Excerpts below and a full transcript here.
Q (Off mike.) The second engine, this long-running saga; you know, there was a failure Friday of the Pratt engine in durability testing.
Does that raise cautions within the Pentagon here that their approach to stressing just a single engine might not be the prudent approach while this investigation is going on?
MR. MORRELL: No. Not at all.
Q Why not?
MR. MORRELL: There is -- there is no wavering among anybody in a decision-making position here at the Pentagon about the preference to proceed with a single engine rather than an alternate engine as well. Listen, the mishap that took place, I guess over the weekend, involving the F-135 is unfortunate, but not expected. We're in the test phase, development phase of these engines, and those things happen.
Q So where's the leverage on Pratt Whitney (sic) if they know they're the single engine maker? And -- you can read them the riot act, but if they know they're the monopoly, what's their incentive to get their act together on cost and schedule? I --
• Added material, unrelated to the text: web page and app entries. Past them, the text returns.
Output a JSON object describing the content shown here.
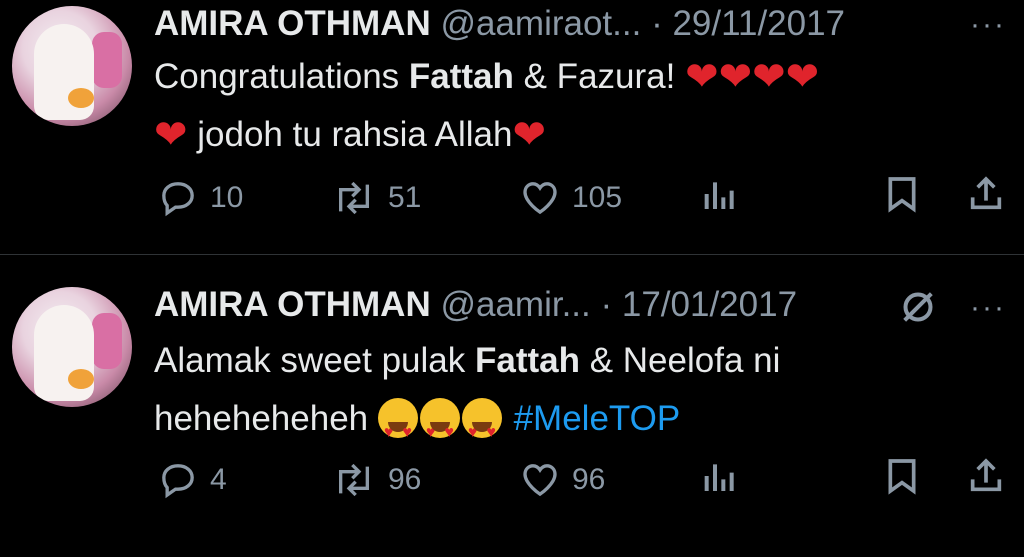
{
  "tweets": [
    {
      "name": "AMIRA OTHMAN",
      "handle": "@aamiraot...",
      "sep": "·",
      "date": "29/11/2017",
      "more": "···",
      "body": {
        "line1_pre": "Congratulations ",
        "line1_bold": "Fattah",
        "line1_post": " & Fazura!",
        "line2_text": "jodoh tu rahsia Allah"
      },
      "counts": {
        "reply": "10",
        "retweet": "51",
        "like": "105"
      }
    },
    {
      "name": "AMIRA OTHMAN",
      "handle": "@aamir...",
      "sep": "·",
      "date": "17/01/2017",
      "more": "···",
      "body": {
        "line1_pre": "Alamak sweet pulak ",
        "line1_bold": "Fattah",
        "line1_post": " & Neelofa ni",
        "line2_text": "heheheheheh",
        "hashtag": "#MeleTOP"
      },
      "counts": {
        "reply": "4",
        "retweet": "96",
        "like": "96"
      }
    }
  ],
  "icons": [
    "reply-icon",
    "retweet-icon",
    "like-icon",
    "views-icon",
    "bookmark-icon",
    "share-icon",
    "hidden-reply-icon",
    "red-heart-emoji",
    "heart-eyes-emoji"
  ],
  "colors": {
    "background": "#000000",
    "text": "#e7e9ea",
    "muted": "#8b98a5",
    "link": "#1d9bf0",
    "heart": "#e0242c"
  }
}
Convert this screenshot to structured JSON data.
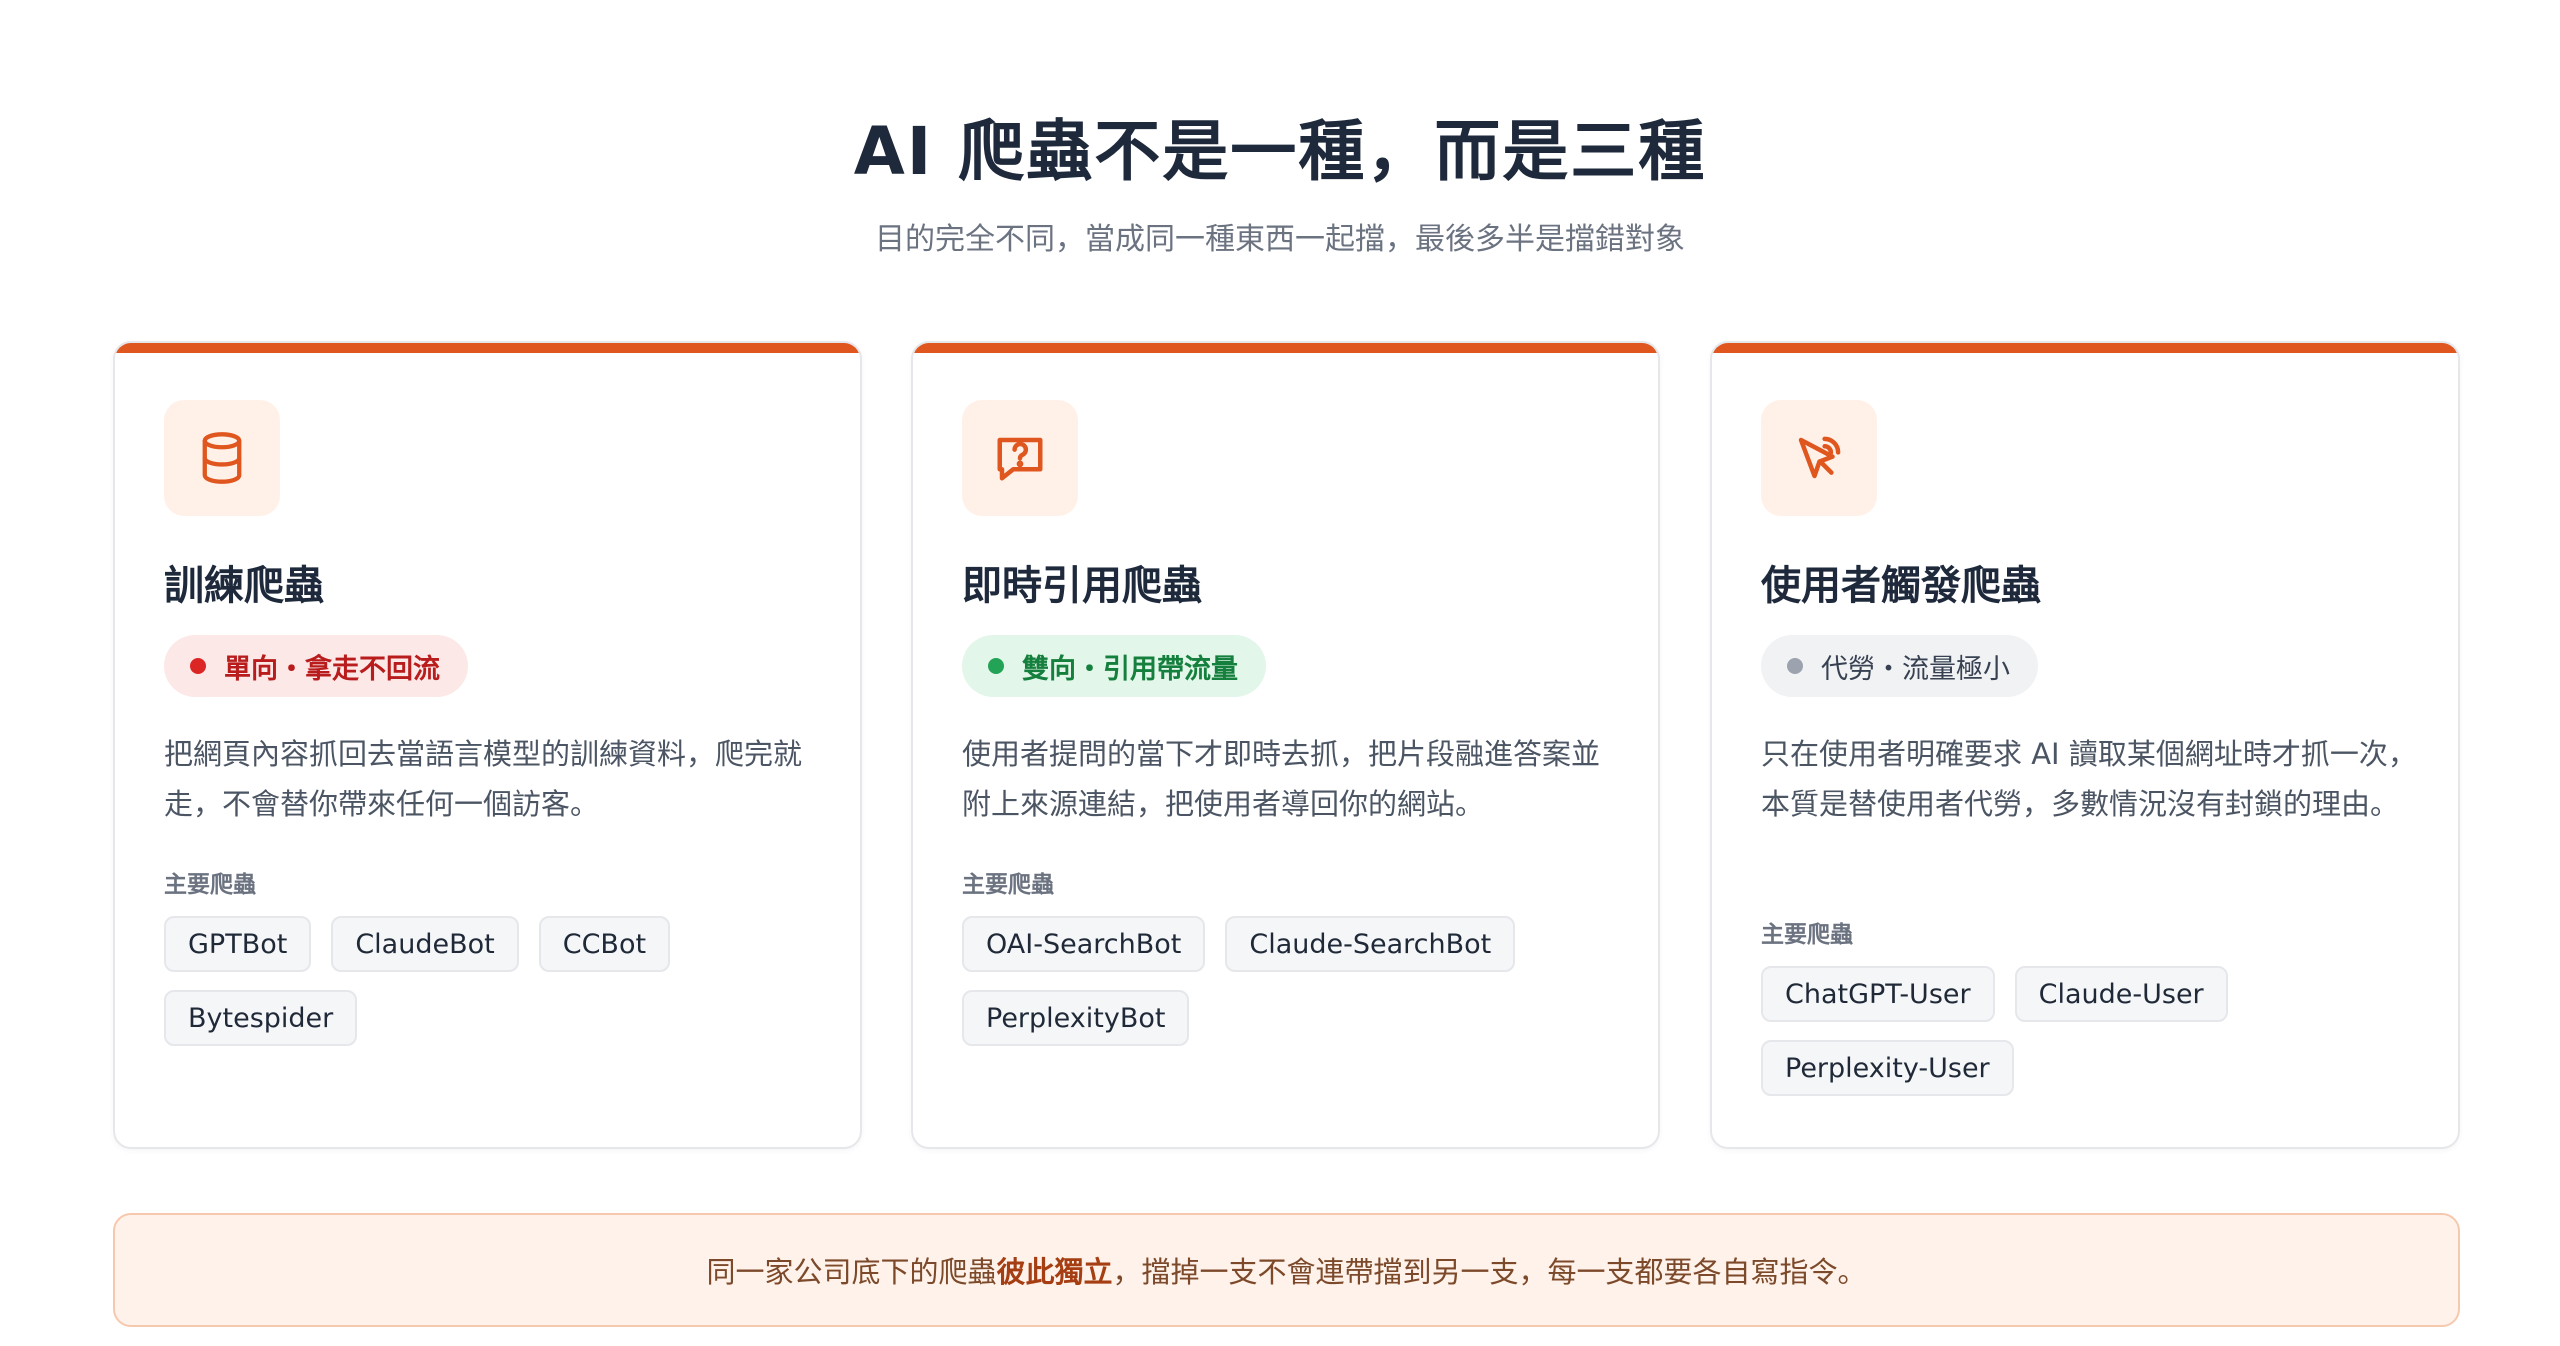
{
  "header": {
    "title": "AI 爬蟲不是一種，而是三種",
    "subtitle": "目的完全不同，當成同一種東西一起擋，最後多半是擋錯對象"
  },
  "colors": {
    "accent": "#e0561f",
    "icon_bg": "#fff1e8",
    "badge_red": "#dc2626",
    "badge_green": "#22a355",
    "badge_gray": "#9ca3af"
  },
  "cards": [
    {
      "icon": "database-icon",
      "title": "訓練爬蟲",
      "badge": "單向・拿走不回流",
      "desc": "把網頁內容抓回去當語言模型的訓練資料，爬完就走，不會替你帶來任何一個訪客。",
      "section_label": "主要爬蟲",
      "bots": [
        "GPTBot",
        "ClaudeBot",
        "CCBot",
        "Bytespider"
      ]
    },
    {
      "icon": "message-question-icon",
      "title": "即時引用爬蟲",
      "badge": "雙向・引用帶流量",
      "desc": "使用者提問的當下才即時去抓，把片段融進答案並附上來源連結，把使用者導回你的網站。",
      "section_label": "主要爬蟲",
      "bots": [
        "OAI-SearchBot",
        "Claude-SearchBot",
        "PerplexityBot"
      ]
    },
    {
      "icon": "pointer-click-icon",
      "title": "使用者觸發爬蟲",
      "badge": "代勞・流量極小",
      "desc": "只在使用者明確要求 AI 讀取某個網址時才抓一次，本質是替使用者代勞，多數情況沒有封鎖的理由。",
      "section_label": "主要爬蟲",
      "bots": [
        "ChatGPT-User",
        "Claude-User",
        "Perplexity-User"
      ]
    }
  ],
  "note": {
    "prefix": "同一家公司底下的爬蟲",
    "emphasis": "彼此獨立",
    "suffix": "，擋掉一支不會連帶擋到另一支，每一支都要各自寫指令。"
  }
}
MR. MORRELL: Well, listen. You know, reputations are at stake here, Tony. I mean, there are -- there are other contracts. There are other programs in the future, no doubt, that they'd like to be a part of...I think all the talk of a second engine, an alternate engine, is wasted energy. The second engine is not going to fix the problems with the first engine. I mean, buying two of everything is not going to be the solution to all of our problems and development programs across this department.